━━━━━ Entries shown ━━━━━

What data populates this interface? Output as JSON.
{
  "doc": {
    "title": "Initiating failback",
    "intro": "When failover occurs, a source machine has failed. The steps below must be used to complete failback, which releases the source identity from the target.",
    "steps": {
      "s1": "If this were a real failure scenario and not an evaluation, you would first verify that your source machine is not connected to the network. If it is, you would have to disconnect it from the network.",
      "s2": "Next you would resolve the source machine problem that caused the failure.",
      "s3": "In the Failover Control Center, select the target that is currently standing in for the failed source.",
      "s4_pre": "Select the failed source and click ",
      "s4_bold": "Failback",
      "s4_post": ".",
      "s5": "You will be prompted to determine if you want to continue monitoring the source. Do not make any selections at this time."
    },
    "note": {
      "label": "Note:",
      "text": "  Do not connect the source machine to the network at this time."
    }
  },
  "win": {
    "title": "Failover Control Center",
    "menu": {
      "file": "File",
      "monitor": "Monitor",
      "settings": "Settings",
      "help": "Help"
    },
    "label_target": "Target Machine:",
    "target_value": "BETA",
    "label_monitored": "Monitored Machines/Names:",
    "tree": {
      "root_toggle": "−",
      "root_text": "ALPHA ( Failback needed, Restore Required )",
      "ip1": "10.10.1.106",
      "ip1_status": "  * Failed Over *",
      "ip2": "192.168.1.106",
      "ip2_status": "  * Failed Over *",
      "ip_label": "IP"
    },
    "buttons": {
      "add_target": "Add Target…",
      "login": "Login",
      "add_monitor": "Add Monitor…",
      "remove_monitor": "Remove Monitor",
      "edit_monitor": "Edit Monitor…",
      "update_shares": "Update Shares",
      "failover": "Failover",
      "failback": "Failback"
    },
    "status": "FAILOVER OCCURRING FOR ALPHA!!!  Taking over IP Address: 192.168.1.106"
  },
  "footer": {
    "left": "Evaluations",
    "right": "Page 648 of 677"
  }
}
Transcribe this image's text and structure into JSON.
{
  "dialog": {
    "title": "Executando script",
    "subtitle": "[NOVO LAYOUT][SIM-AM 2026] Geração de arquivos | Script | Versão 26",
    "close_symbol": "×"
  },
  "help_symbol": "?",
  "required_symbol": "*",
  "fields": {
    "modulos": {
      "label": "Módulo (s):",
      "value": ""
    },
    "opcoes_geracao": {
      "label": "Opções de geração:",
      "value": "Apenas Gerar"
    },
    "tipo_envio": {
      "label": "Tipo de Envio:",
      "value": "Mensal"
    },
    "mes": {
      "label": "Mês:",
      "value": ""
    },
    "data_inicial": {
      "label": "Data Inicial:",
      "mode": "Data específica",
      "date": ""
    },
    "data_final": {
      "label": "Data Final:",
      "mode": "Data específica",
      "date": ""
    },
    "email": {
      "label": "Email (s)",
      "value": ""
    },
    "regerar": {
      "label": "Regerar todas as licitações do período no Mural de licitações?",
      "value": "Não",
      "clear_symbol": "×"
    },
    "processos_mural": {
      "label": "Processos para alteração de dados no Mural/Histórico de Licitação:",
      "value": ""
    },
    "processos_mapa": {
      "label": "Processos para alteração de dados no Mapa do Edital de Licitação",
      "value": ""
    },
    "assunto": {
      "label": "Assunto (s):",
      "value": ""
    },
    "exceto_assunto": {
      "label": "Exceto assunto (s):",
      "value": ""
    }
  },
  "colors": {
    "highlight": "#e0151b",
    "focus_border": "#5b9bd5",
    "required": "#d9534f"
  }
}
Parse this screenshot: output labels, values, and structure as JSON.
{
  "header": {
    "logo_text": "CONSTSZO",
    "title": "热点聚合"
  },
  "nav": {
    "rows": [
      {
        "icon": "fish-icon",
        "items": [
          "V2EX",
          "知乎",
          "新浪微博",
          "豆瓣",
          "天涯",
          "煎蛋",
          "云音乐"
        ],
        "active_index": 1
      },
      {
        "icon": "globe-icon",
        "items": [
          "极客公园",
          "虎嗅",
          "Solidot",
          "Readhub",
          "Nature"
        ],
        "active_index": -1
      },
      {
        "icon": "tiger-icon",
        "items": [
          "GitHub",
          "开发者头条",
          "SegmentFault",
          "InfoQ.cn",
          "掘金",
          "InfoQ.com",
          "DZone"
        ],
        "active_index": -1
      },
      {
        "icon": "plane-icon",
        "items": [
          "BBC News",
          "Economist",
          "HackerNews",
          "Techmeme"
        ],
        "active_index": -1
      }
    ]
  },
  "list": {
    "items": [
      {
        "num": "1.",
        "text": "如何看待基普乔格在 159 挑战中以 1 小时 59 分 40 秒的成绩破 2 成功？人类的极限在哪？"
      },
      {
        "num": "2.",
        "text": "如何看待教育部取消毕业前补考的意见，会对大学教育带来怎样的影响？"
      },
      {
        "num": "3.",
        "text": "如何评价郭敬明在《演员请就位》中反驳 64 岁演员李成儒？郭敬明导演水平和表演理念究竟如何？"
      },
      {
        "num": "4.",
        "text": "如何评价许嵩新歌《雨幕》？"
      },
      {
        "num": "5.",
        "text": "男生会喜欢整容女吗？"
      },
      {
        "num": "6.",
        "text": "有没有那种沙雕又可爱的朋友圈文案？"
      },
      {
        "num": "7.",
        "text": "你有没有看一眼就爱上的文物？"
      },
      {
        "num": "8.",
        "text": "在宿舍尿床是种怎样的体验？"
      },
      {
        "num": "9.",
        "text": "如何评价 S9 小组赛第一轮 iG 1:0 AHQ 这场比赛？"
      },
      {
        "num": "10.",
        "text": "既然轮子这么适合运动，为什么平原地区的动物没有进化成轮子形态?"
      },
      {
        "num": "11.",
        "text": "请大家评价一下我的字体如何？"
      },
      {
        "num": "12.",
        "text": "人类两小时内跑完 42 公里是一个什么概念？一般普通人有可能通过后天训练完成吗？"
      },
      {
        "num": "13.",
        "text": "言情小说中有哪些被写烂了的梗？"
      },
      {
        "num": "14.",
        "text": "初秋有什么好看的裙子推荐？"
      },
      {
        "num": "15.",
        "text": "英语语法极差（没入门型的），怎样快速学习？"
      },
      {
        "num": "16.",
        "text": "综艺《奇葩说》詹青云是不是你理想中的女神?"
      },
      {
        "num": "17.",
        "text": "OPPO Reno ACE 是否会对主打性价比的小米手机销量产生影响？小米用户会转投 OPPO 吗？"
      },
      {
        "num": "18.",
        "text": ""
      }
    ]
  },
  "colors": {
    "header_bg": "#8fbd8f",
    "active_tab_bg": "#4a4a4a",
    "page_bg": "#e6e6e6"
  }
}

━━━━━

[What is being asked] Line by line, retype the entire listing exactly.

[Task solution]
What data populates this interface? Output as JSON.
{
  "doc": {
    "title": "Initiating failback",
    "intro": "When failover occurs, a source machine has failed. The steps below must be used to complete failback, which releases the source identity from the target.",
    "steps": {
      "s1": "If this were a real failure scenario and not an evaluation, you would first verify that your source machine is not connected to the network. If it is, you would have to disconnect it from the network.",
      "s2": "Next you would resolve the source machine problem that caused the failure.",
      "s3": "In the Failover Control Center, select the target that is currently standing in for the failed source.",
      "s4_pre": "Select the failed source and click ",
      "s4_bold": "Failback",
      "s4_post": ".",
      "s5": "You will be prompted to determine if you want to continue monitoring the source. Do not make any selections at this time."
    },
    "note": {
      "label": "Note:",
      "text": "  Do not connect the source machine to the network at this time."
    }
  },
  "win": {
    "title": "Failover Control Center",
    "menu": {
      "file": "File",
      "monitor": "Monitor",
      "settings": "Settings",
      "help": "Help"
    },
    "label_target": "Target Machine:",
    "target_value": "BETA",
    "label_monitored": "Monitored Machines/Names:",
    "tree": {
      "root_toggle": "−",
      "root_text": "ALPHA ( Failback needed, Restore Required )",
      "ip1": "10.10.1.106",
      "ip1_status": "  * Failed Over *",
      "ip2": "192.168.1.106",
      "ip2_status": "  * Failed Over *",
      "ip_label": "IP"
    },
    "buttons": {
      "add_target": "Add Target…",
      "login": "Login",
      "add_monitor": "Add Monitor…",
      "remove_monitor": "Remove Monitor",
      "edit_monitor": "Edit Monitor…",
      "update_shares": "Update Shares",
      "failover": "Failover",
      "failback": "Failback"
    },
    "status": "FAILOVER OCCURRING FOR ALPHA!!!  Taking over IP Address: 192.168.1.106"
  },
  "footer": {
    "left": "Evaluations",
    "right": "Page 648 of 677"
  }
}
Transcribe this image's text and structure into JSON.
{
  "dialog": {
    "title": "Executando script",
    "subtitle": "[NOVO LAYOUT][SIM-AM 2026] Geração de arquivos | Script | Versão 26",
    "close_symbol": "×"
  },
  "help_symbol": "?",
  "required_symbol": "*",
  "fields": {
    "modulos": {
      "label": "Módulo (s):",
      "value": ""
    },
    "opcoes_geracao": {
      "label": "Opções de geração:",
      "value": "Apenas Gerar"
    },
    "tipo_envio": {
      "label": "Tipo de Envio:",
      "value": "Mensal"
    },
    "mes": {
      "label": "Mês:",
      "value": ""
    },
    "data_inicial": {
      "label": "Data Inicial:",
      "mode": "Data específica",
      "date": ""
    },
    "data_final": {
      "label": "Data Final:",
      "mode": "Data específica",
      "date": ""
    },
    "email": {
      "label": "Email (s)",
      "value": ""
    },
    "regerar": {
      "label": "Regerar todas as licitações do período no Mural de licitações?",
      "value": "Não",
      "clear_symbol": "×"
    },
    "processos_mural": {
      "label": "Processos para alteração de dados no Mural/Histórico de Licitação:",
      "value": ""
    },
    "processos_mapa": {
      "label": "Processos para alteração de dados no Mapa do Edital de Licitação",
      "value": ""
    },
    "assunto": {
      "label": "Assunto (s):",
      "value": ""
    },
    "exceto_assunto": {
      "label": "Exceto assunto (s):",
      "value": ""
    }
  },
  "colors": {
    "highlight": "#e0151b",
    "focus_border": "#5b9bd5",
    "required": "#d9534f"
  }
}
Parse this screenshot: output labels, values, and structure as JSON.
{
  "header": {
    "logo_text": "CONSTSZO",
    "title": "热点聚合"
  },
  "nav": {
    "rows": [
      {
        "icon": "fish-icon",
        "items": [
          "V2EX",
          "知乎",
          "新浪微博",
          "豆瓣",
          "天涯",
          "煎蛋",
          "云音乐"
        ],
        "active_index": 1
      },
      {
        "icon": "globe-icon",
        "items": [
          "极客公园",
          "虎嗅",
          "Solidot",
          "Readhub",
          "Nature"
        ],
        "active_index": -1
      },
      {
        "icon": "tiger-icon",
        "items": [
          "GitHub",
          "开发者头条",
          "SegmentFault",
          "InfoQ.cn",
          "掘金",
          "InfoQ.com",
          "DZone"
        ],
        "active_index": -1
      },
      {
        "icon": "plane-icon",
        "items": [
          "BBC News",
          "Economist",
          "HackerNews",
          "Techmeme"
        ],
        "active_index": -1
      }
    ]
  },
  "list": {
    "items": [
      {
        "num": "1.",
        "text": "如何看待基普乔格在 159 挑战中以 1 小时 59 分 40 秒的成绩破 2 成功？人类的极限在哪？"
      },
      {
        "num": "2.",
        "text": "如何看待教育部取消毕业前补考的意见，会对大学教育带来怎样的影响？"
      },
      {
        "num": "3.",
        "text": "如何评价郭敬明在《演员请就位》中反驳 64 岁演员李成儒？郭敬明导演水平和表演理念究竟如何？"
      },
      {
        "num": "4.",
        "text": "如何评价许嵩新歌《雨幕》？"
      },
      {
        "num": "5.",
        "text": "男生会喜欢整容女吗？"
      },
      {
        "num": "6.",
        "text": "有没有那种沙雕又可爱的朋友圈文案？"
      },
      {
        "num": "7.",
        "text": "你有没有看一眼就爱上的文物？"
      },
      {
        "num": "8.",
        "text": "在宿舍尿床是种怎样的体验？"
      },
      {
        "num": "9.",
        "text": "如何评价 S9 小组赛第一轮 iG 1:0 AHQ 这场比赛？"
      },
      {
        "num": "10.",
        "text": "既然轮子这么适合运动，为什么平原地区的动物没有进化成轮子形态?"
      },
      {
        "num": "11.",
        "text": "请大家评价一下我的字体如何？"
      },
      {
        "num": "12.",
        "text": "人类两小时内跑完 42 公里是一个什么概念？一般普通人有可能通过后天训练完成吗？"
      },
      {
        "num": "13.",
        "text": "言情小说中有哪些被写烂了的梗？"
      },
      {
        "num": "14.",
        "text": "初秋有什么好看的裙子推荐？"
      },
      {
        "num": "15.",
        "text": "英语语法极差（没入门型的），怎样快速学习？"
      },
      {
        "num": "16.",
        "text": "综艺《奇葩说》詹青云是不是你理想中的女神?"
      },
      {
        "num": "17.",
        "text": "OPPO Reno ACE 是否会对主打性价比的小米手机销量产生影响？小米用户会转投 OPPO 吗？"
      },
      {
        "num": "18.",
        "text": ""
      }
    ]
  },
  "colors": {
    "header_bg": "#8fbd8f",
    "active_tab_bg": "#4a4a4a",
    "page_bg": "#e6e6e6"
  }
}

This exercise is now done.